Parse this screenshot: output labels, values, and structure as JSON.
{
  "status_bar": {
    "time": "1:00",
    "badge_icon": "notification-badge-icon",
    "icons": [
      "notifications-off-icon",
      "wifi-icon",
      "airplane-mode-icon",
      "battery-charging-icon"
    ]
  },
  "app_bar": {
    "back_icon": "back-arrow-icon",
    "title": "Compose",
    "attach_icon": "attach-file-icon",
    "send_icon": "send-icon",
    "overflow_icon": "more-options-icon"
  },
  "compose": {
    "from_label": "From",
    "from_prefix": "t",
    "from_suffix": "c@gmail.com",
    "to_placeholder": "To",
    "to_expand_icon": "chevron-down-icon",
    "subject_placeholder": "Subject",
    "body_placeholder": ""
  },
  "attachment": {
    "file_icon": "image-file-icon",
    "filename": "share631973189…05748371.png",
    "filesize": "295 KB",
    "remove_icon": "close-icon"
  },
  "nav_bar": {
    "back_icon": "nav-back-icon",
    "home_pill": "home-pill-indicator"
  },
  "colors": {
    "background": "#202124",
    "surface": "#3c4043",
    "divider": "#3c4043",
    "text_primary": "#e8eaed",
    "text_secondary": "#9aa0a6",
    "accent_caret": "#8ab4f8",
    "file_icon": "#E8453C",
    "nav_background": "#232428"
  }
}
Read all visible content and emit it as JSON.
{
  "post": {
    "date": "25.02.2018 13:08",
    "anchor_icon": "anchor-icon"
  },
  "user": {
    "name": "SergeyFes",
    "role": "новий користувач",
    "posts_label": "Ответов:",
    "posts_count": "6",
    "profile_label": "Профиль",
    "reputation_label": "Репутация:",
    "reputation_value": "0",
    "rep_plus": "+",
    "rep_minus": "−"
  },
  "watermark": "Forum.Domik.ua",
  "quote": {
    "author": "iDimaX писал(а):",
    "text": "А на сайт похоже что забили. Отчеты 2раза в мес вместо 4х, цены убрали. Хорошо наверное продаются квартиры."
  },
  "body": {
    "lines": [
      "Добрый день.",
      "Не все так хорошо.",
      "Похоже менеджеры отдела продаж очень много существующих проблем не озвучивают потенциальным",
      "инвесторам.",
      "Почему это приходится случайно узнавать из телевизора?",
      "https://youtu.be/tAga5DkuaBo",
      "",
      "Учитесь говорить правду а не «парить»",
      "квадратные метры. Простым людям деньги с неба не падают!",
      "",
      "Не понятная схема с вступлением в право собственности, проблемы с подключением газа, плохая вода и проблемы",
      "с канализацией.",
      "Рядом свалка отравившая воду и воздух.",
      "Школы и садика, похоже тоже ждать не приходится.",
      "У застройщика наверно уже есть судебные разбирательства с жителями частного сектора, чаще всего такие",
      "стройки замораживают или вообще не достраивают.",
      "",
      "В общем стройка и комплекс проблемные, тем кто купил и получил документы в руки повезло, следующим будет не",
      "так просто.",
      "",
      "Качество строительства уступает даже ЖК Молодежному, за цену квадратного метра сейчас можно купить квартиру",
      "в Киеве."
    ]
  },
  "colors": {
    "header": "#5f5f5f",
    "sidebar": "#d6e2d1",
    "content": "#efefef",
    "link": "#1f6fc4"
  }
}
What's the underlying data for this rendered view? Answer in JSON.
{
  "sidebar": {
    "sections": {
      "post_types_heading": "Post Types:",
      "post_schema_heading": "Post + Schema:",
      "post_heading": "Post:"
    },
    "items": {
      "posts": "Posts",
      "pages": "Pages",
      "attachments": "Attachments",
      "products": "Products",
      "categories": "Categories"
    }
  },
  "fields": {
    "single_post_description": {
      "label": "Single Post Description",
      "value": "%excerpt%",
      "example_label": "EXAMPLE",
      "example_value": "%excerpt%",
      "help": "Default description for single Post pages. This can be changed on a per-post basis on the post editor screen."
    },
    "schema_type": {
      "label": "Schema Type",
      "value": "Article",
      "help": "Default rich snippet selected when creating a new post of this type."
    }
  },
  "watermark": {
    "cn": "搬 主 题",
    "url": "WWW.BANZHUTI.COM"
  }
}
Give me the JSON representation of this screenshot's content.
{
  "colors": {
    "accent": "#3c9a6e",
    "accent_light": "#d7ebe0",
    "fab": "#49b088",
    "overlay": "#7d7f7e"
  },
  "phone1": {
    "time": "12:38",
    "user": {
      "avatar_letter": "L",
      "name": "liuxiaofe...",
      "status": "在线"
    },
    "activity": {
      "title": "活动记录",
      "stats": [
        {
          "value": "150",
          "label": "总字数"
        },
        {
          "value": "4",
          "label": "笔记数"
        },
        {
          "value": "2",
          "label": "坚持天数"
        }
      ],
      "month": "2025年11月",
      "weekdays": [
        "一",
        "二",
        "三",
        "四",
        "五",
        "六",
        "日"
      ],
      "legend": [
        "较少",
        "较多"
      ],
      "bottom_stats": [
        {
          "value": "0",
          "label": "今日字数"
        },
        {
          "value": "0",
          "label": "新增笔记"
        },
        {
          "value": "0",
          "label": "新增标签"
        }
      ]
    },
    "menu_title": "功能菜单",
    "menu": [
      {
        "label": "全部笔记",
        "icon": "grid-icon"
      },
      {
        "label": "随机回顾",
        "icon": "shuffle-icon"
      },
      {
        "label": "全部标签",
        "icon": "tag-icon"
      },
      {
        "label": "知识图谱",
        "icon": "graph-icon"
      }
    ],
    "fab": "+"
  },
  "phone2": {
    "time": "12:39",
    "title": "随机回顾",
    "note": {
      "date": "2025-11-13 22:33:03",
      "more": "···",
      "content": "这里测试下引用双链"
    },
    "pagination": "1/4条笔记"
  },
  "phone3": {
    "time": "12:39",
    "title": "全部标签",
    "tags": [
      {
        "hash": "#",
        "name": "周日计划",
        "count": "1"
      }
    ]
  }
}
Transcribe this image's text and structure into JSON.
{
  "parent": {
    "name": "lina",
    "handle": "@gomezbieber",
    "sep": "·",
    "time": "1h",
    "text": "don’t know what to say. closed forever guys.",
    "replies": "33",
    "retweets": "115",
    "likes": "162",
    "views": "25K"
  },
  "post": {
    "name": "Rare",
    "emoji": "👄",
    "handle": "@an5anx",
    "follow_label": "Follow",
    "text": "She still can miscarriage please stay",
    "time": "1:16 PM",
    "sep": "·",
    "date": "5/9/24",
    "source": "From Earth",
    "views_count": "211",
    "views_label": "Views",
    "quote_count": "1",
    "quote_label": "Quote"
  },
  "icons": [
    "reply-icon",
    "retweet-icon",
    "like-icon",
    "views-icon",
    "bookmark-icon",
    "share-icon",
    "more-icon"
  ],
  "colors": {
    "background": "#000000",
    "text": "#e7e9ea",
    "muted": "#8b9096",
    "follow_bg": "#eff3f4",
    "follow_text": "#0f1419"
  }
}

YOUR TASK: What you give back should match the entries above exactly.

REPLY:
Parse this screenshot: output labels, values, and structure as JSON.
{
  "status_bar": {
    "time": "1:00",
    "badge_icon": "notification-badge-icon",
    "icons": [
      "notifications-off-icon",
      "wifi-icon",
      "airplane-mode-icon",
      "battery-charging-icon"
    ]
  },
  "app_bar": {
    "back_icon": "back-arrow-icon",
    "title": "Compose",
    "attach_icon": "attach-file-icon",
    "send_icon": "send-icon",
    "overflow_icon": "more-options-icon"
  },
  "compose": {
    "from_label": "From",
    "from_prefix": "t",
    "from_suffix": "c@gmail.com",
    "to_placeholder": "To",
    "to_expand_icon": "chevron-down-icon",
    "subject_placeholder": "Subject",
    "body_placeholder": ""
  },
  "attachment": {
    "file_icon": "image-file-icon",
    "filename": "share631973189…05748371.png",
    "filesize": "295 KB",
    "remove_icon": "close-icon"
  },
  "nav_bar": {
    "back_icon": "nav-back-icon",
    "home_pill": "home-pill-indicator"
  },
  "colors": {
    "background": "#202124",
    "surface": "#3c4043",
    "divider": "#3c4043",
    "text_primary": "#e8eaed",
    "text_secondary": "#9aa0a6",
    "accent_caret": "#8ab4f8",
    "file_icon": "#E8453C",
    "nav_background": "#232428"
  }
}
Read all visible content and emit it as JSON.
{
  "post": {
    "date": "25.02.2018 13:08",
    "anchor_icon": "anchor-icon"
  },
  "user": {
    "name": "SergeyFes",
    "role": "новий користувач",
    "posts_label": "Ответов:",
    "posts_count": "6",
    "profile_label": "Профиль",
    "reputation_label": "Репутация:",
    "reputation_value": "0",
    "rep_plus": "+",
    "rep_minus": "−"
  },
  "watermark": "Forum.Domik.ua",
  "quote": {
    "author": "iDimaX писал(а):",
    "text": "А на сайт похоже что забили. Отчеты 2раза в мес вместо 4х, цены убрали. Хорошо наверное продаются квартиры."
  },
  "body": {
    "lines": [
      "Добрый день.",
      "Не все так хорошо.",
      "Похоже менеджеры отдела продаж очень много существующих проблем не озвучивают потенциальным",
      "инвесторам.",
      "Почему это приходится случайно узнавать из телевизора?",
      "https://youtu.be/tAga5DkuaBo",
      "",
      "Учитесь говорить правду а не «парить»",
      "квадратные метры. Простым людям деньги с неба не падают!",
      "",
      "Не понятная схема с вступлением в право собственности, проблемы с подключением газа, плохая вода и проблемы",
      "с канализацией.",
      "Рядом свалка отравившая воду и воздух.",
      "Школы и садика, похоже тоже ждать не приходится.",
      "У застройщика наверно уже есть судебные разбирательства с жителями частного сектора, чаще всего такие",
      "стройки замораживают или вообще не достраивают.",
      "",
      "В общем стройка и комплекс проблемные, тем кто купил и получил документы в руки повезло, следующим будет не",
      "так просто.",
      "",
      "Качество строительства уступает даже ЖК Молодежному, за цену квадратного метра сейчас можно купить квартиру",
      "в Киеве."
    ]
  },
  "colors": {
    "header": "#5f5f5f",
    "sidebar": "#d6e2d1",
    "content": "#efefef",
    "link": "#1f6fc4"
  }
}
What's the underlying data for this rendered view? Answer in JSON.
{
  "sidebar": {
    "sections": {
      "post_types_heading": "Post Types:",
      "post_schema_heading": "Post + Schema:",
      "post_heading": "Post:"
    },
    "items": {
      "posts": "Posts",
      "pages": "Pages",
      "attachments": "Attachments",
      "products": "Products",
      "categories": "Categories"
    }
  },
  "fields": {
    "single_post_description": {
      "label": "Single Post Description",
      "value": "%excerpt%",
      "example_label": "EXAMPLE",
      "example_value": "%excerpt%",
      "help": "Default description for single Post pages. This can be changed on a per-post basis on the post editor screen."
    },
    "schema_type": {
      "label": "Schema Type",
      "value": "Article",
      "help": "Default rich snippet selected when creating a new post of this type."
    }
  },
  "watermark": {
    "cn": "搬 主 题",
    "url": "WWW.BANZHUTI.COM"
  }
}
Give me the JSON representation of this screenshot's content.
{
  "colors": {
    "accent": "#3c9a6e",
    "accent_light": "#d7ebe0",
    "fab": "#49b088",
    "overlay": "#7d7f7e"
  },
  "phone1": {
    "time": "12:38",
    "user": {
      "avatar_letter": "L",
      "name": "liuxiaofe...",
      "status": "在线"
    },
    "activity": {
      "title": "活动记录",
      "stats": [
        {
          "value": "150",
          "label": "总字数"
        },
        {
          "value": "4",
          "label": "笔记数"
        },
        {
          "value": "2",
          "label": "坚持天数"
        }
      ],
      "month": "2025年11月",
      "weekdays": [
        "一",
        "二",
        "三",
        "四",
        "五",
        "六",
        "日"
      ],
      "legend": [
        "较少",
        "较多"
      ],
      "bottom_stats": [
        {
          "value": "0",
          "label": "今日字数"
        },
        {
          "value": "0",
          "label": "新增笔记"
        },
        {
          "value": "0",
          "label": "新增标签"
        }
      ]
    },
    "menu_title": "功能菜单",
    "menu": [
      {
        "label": "全部笔记",
        "icon": "grid-icon"
      },
      {
        "label": "随机回顾",
        "icon": "shuffle-icon"
      },
      {
        "label": "全部标签",
        "icon": "tag-icon"
      },
      {
        "label": "知识图谱",
        "icon": "graph-icon"
      }
    ],
    "fab": "+"
  },
  "phone2": {
    "time": "12:39",
    "title": "随机回顾",
    "note": {
      "date": "2025-11-13 22:33:03",
      "more": "···",
      "content": "这里测试下引用双链"
    },
    "pagination": "1/4条笔记"
  },
  "phone3": {
    "time": "12:39",
    "title": "全部标签",
    "tags": [
      {
        "hash": "#",
        "name": "周日计划",
        "count": "1"
      }
    ]
  }
}
Transcribe this image's text and structure into JSON.
{
  "parent": {
    "name": "lina",
    "handle": "@gomezbieber",
    "sep": "·",
    "time": "1h",
    "text": "don’t know what to say. closed forever guys.",
    "replies": "33",
    "retweets": "115",
    "likes": "162",
    "views": "25K"
  },
  "post": {
    "name": "Rare",
    "emoji": "👄",
    "handle": "@an5anx",
    "follow_label": "Follow",
    "text": "She still can miscarriage please stay",
    "time": "1:16 PM",
    "sep": "·",
    "date": "5/9/24",
    "source": "From Earth",
    "views_count": "211",
    "views_label": "Views",
    "quote_count": "1",
    "quote_label": "Quote"
  },
  "icons": [
    "reply-icon",
    "retweet-icon",
    "like-icon",
    "views-icon",
    "bookmark-icon",
    "share-icon",
    "more-icon"
  ],
  "colors": {
    "background": "#000000",
    "text": "#e7e9ea",
    "muted": "#8b9096",
    "follow_bg": "#eff3f4",
    "follow_text": "#0f1419"
  }
}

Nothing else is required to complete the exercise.